- _EXERCISE OBJECTIVE_
Exact copies of all records below are needed.

- _DATA FOR REVIEW_

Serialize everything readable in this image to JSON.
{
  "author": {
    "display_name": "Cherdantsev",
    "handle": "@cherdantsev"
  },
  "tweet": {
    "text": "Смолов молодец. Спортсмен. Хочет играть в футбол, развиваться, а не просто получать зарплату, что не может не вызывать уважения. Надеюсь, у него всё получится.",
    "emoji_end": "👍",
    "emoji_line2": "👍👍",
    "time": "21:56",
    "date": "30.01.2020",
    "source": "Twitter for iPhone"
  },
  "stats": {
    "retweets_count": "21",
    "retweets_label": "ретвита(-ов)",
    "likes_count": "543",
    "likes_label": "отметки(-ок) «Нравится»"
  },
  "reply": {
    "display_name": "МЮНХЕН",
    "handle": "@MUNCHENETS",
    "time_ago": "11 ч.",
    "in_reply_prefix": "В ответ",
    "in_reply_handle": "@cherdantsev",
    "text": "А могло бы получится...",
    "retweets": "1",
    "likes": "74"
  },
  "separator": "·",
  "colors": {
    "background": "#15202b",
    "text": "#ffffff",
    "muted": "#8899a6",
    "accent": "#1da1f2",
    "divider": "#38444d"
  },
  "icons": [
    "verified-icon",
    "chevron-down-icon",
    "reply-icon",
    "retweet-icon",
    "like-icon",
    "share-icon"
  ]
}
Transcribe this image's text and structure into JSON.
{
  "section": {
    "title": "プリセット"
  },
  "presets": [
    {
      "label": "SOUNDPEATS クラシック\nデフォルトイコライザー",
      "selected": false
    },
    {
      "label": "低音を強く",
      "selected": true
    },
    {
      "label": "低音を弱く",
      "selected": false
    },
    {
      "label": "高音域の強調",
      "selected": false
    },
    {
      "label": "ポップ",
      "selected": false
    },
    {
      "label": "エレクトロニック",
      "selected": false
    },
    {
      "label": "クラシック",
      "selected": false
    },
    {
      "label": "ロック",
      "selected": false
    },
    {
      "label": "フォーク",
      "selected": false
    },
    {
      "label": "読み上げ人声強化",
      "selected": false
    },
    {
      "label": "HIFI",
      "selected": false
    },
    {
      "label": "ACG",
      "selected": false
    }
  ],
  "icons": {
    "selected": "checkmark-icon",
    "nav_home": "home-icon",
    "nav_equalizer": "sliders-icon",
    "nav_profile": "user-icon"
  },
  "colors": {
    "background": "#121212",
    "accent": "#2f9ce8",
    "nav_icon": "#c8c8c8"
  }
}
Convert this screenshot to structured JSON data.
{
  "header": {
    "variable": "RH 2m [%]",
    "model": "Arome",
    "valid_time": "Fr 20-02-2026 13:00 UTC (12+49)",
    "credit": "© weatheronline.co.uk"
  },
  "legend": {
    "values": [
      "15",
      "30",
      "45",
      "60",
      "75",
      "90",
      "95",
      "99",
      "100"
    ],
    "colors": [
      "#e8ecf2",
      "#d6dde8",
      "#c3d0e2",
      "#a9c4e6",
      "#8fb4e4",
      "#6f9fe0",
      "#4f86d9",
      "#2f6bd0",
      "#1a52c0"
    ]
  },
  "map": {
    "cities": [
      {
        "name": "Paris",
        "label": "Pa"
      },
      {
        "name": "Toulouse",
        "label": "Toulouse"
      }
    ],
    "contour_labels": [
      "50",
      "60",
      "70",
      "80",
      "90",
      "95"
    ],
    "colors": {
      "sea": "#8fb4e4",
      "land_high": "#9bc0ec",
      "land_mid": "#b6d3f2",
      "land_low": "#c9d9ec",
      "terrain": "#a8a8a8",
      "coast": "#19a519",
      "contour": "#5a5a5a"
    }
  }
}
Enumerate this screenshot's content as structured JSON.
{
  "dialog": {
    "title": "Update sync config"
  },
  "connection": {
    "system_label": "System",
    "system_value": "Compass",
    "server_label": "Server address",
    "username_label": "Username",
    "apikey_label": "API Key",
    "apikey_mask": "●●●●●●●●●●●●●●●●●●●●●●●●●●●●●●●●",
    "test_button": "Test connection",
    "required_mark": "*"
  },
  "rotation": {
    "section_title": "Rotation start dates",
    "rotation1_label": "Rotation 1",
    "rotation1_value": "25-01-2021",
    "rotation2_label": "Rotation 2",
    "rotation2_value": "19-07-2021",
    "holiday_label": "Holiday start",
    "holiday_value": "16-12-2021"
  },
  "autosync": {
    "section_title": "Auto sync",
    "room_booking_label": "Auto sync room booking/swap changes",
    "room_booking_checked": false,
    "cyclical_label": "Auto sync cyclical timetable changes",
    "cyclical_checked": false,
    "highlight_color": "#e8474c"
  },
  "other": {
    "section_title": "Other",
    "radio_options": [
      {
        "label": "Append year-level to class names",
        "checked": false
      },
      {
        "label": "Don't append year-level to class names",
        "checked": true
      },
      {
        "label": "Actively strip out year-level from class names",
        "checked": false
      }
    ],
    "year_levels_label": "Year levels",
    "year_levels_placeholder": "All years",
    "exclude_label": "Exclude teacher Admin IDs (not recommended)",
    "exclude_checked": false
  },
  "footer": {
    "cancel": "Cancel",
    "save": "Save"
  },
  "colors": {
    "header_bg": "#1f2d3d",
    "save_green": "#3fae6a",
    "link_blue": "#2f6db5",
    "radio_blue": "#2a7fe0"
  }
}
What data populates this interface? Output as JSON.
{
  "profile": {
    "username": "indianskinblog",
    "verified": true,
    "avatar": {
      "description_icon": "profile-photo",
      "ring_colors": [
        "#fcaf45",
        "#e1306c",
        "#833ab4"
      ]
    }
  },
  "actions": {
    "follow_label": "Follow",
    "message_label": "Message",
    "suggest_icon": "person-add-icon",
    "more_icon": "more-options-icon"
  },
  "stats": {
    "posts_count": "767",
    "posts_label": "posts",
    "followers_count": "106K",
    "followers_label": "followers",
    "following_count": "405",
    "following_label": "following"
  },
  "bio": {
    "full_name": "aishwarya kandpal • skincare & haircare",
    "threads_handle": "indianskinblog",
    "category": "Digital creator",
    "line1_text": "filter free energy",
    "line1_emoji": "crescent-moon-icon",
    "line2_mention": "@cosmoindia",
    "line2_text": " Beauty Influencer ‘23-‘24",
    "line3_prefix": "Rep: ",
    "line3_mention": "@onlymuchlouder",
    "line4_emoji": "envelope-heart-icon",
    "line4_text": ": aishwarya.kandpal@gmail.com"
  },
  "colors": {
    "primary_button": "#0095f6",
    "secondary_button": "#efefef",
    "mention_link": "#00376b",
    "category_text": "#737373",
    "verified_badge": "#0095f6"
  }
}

- _OUTPUT_
Serialize everything readable in this image to JSON.
{
  "author": {
    "display_name": "Cherdantsev",
    "handle": "@cherdantsev"
  },
  "tweet": {
    "text": "Смолов молодец. Спортсмен. Хочет играть в футбол, развиваться, а не просто получать зарплату, что не может не вызывать уважения. Надеюсь, у него всё получится.",
    "emoji_end": "👍",
    "emoji_line2": "👍👍",
    "time": "21:56",
    "date": "30.01.2020",
    "source": "Twitter for iPhone"
  },
  "stats": {
    "retweets_count": "21",
    "retweets_label": "ретвита(-ов)",
    "likes_count": "543",
    "likes_label": "отметки(-ок) «Нравится»"
  },
  "reply": {
    "display_name": "МЮНХЕН",
    "handle": "@MUNCHENETS",
    "time_ago": "11 ч.",
    "in_reply_prefix": "В ответ",
    "in_reply_handle": "@cherdantsev",
    "text": "А могло бы получится...",
    "retweets": "1",
    "likes": "74"
  },
  "separator": "·",
  "colors": {
    "background": "#15202b",
    "text": "#ffffff",
    "muted": "#8899a6",
    "accent": "#1da1f2",
    "divider": "#38444d"
  },
  "icons": [
    "verified-icon",
    "chevron-down-icon",
    "reply-icon",
    "retweet-icon",
    "like-icon",
    "share-icon"
  ]
}
Transcribe this image's text and structure into JSON.
{
  "section": {
    "title": "プリセット"
  },
  "presets": [
    {
      "label": "SOUNDPEATS クラシック\nデフォルトイコライザー",
      "selected": false
    },
    {
      "label": "低音を強く",
      "selected": true
    },
    {
      "label": "低音を弱く",
      "selected": false
    },
    {
      "label": "高音域の強調",
      "selected": false
    },
    {
      "label": "ポップ",
      "selected": false
    },
    {
      "label": "エレクトロニック",
      "selected": false
    },
    {
      "label": "クラシック",
      "selected": false
    },
    {
      "label": "ロック",
      "selected": false
    },
    {
      "label": "フォーク",
      "selected": false
    },
    {
      "label": "読み上げ人声強化",
      "selected": false
    },
    {
      "label": "HIFI",
      "selected": false
    },
    {
      "label": "ACG",
      "selected": false
    }
  ],
  "icons": {
    "selected": "checkmark-icon",
    "nav_home": "home-icon",
    "nav_equalizer": "sliders-icon",
    "nav_profile": "user-icon"
  },
  "colors": {
    "background": "#121212",
    "accent": "#2f9ce8",
    "nav_icon": "#c8c8c8"
  }
}
Convert this screenshot to structured JSON data.
{
  "header": {
    "variable": "RH 2m [%]",
    "model": "Arome",
    "valid_time": "Fr 20-02-2026 13:00 UTC (12+49)",
    "credit": "© weatheronline.co.uk"
  },
  "legend": {
    "values": [
      "15",
      "30",
      "45",
      "60",
      "75",
      "90",
      "95",
      "99",
      "100"
    ],
    "colors": [
      "#e8ecf2",
      "#d6dde8",
      "#c3d0e2",
      "#a9c4e6",
      "#8fb4e4",
      "#6f9fe0",
      "#4f86d9",
      "#2f6bd0",
      "#1a52c0"
    ]
  },
  "map": {
    "cities": [
      {
        "name": "Paris",
        "label": "Pa"
      },
      {
        "name": "Toulouse",
        "label": "Toulouse"
      }
    ],
    "contour_labels": [
      "50",
      "60",
      "70",
      "80",
      "90",
      "95"
    ],
    "colors": {
      "sea": "#8fb4e4",
      "land_high": "#9bc0ec",
      "land_mid": "#b6d3f2",
      "land_low": "#c9d9ec",
      "terrain": "#a8a8a8",
      "coast": "#19a519",
      "contour": "#5a5a5a"
    }
  }
}
Enumerate this screenshot's content as structured JSON.
{
  "dialog": {
    "title": "Update sync config"
  },
  "connection": {
    "system_label": "System",
    "system_value": "Compass",
    "server_label": "Server address",
    "username_label": "Username",
    "apikey_label": "API Key",
    "apikey_mask": "●●●●●●●●●●●●●●●●●●●●●●●●●●●●●●●●",
    "test_button": "Test connection",
    "required_mark": "*"
  },
  "rotation": {
    "section_title": "Rotation start dates",
    "rotation1_label": "Rotation 1",
    "rotation1_value": "25-01-2021",
    "rotation2_label": "Rotation 2",
    "rotation2_value": "19-07-2021",
    "holiday_label": "Holiday start",
    "holiday_value": "16-12-2021"
  },
  "autosync": {
    "section_title": "Auto sync",
    "room_booking_label": "Auto sync room booking/swap changes",
    "room_booking_checked": false,
    "cyclical_label": "Auto sync cyclical timetable changes",
    "cyclical_checked": false,
    "highlight_color": "#e8474c"
  },
  "other": {
    "section_title": "Other",
    "radio_options": [
      {
        "label": "Append year-level to class names",
        "checked": false
      },
      {
        "label": "Don't append year-level to class names",
        "checked": true
      },
      {
        "label": "Actively strip out year-level from class names",
        "checked": false
      }
    ],
    "year_levels_label": "Year levels",
    "year_levels_placeholder": "All years",
    "exclude_label": "Exclude teacher Admin IDs (not recommended)",
    "exclude_checked": false
  },
  "footer": {
    "cancel": "Cancel",
    "save": "Save"
  },
  "colors": {
    "header_bg": "#1f2d3d",
    "save_green": "#3fae6a",
    "link_blue": "#2f6db5",
    "radio_blue": "#2a7fe0"
  }
}
What data populates this interface? Output as JSON.
{
  "profile": {
    "username": "indianskinblog",
    "verified": true,
    "avatar": {
      "description_icon": "profile-photo",
      "ring_colors": [
        "#fcaf45",
        "#e1306c",
        "#833ab4"
      ]
    }
  },
  "actions": {
    "follow_label": "Follow",
    "message_label": "Message",
    "suggest_icon": "person-add-icon",
    "more_icon": "more-options-icon"
  },
  "stats": {
    "posts_count": "767",
    "posts_label": "posts",
    "followers_count": "106K",
    "followers_label": "followers",
    "following_count": "405",
    "following_label": "following"
  },
  "bio": {
    "full_name": "aishwarya kandpal • skincare & haircare",
    "threads_handle": "indianskinblog",
    "category": "Digital creator",
    "line1_text": "filter free energy",
    "line1_emoji": "crescent-moon-icon",
    "line2_mention": "@cosmoindia",
    "line2_text": " Beauty Influencer ‘23-‘24",
    "line3_prefix": "Rep: ",
    "line3_mention": "@onlymuchlouder",
    "line4_emoji": "envelope-heart-icon",
    "line4_text": ": aishwarya.kandpal@gmail.com"
  },
  "colors": {
    "primary_button": "#0095f6",
    "secondary_button": "#efefef",
    "mention_link": "#00376b",
    "category_text": "#737373",
    "verified_badge": "#0095f6"
  }
}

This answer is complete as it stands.